■ Exercise ■
Reproduce each line of the entries that carries "icon".

** Dataset records follows **

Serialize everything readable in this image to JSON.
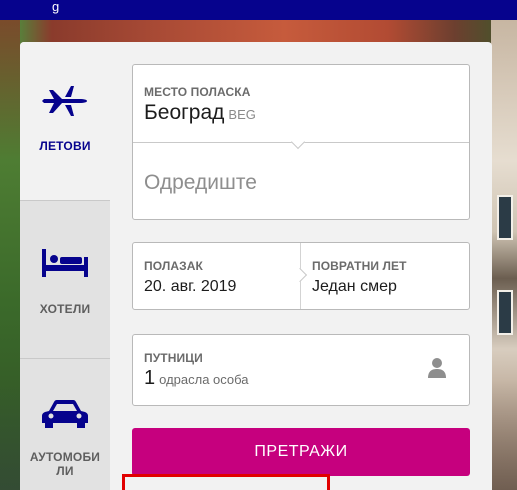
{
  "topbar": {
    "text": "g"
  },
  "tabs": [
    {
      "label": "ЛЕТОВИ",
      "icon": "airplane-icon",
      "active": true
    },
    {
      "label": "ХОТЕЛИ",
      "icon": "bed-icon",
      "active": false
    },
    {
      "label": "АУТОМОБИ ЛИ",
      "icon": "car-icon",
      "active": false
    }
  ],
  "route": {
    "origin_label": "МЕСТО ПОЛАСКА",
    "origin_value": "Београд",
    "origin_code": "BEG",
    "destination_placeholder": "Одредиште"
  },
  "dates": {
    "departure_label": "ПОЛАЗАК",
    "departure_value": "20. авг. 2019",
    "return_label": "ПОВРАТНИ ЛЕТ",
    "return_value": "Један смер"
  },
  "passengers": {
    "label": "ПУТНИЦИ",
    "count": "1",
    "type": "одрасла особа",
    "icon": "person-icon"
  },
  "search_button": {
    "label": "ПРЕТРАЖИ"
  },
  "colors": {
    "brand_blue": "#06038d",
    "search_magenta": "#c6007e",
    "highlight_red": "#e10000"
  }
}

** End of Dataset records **

■ Written answer ■
      "icon": "airplane-icon",
      "icon": "bed-icon",
      "icon": "car-icon",
    "icon": "person-icon"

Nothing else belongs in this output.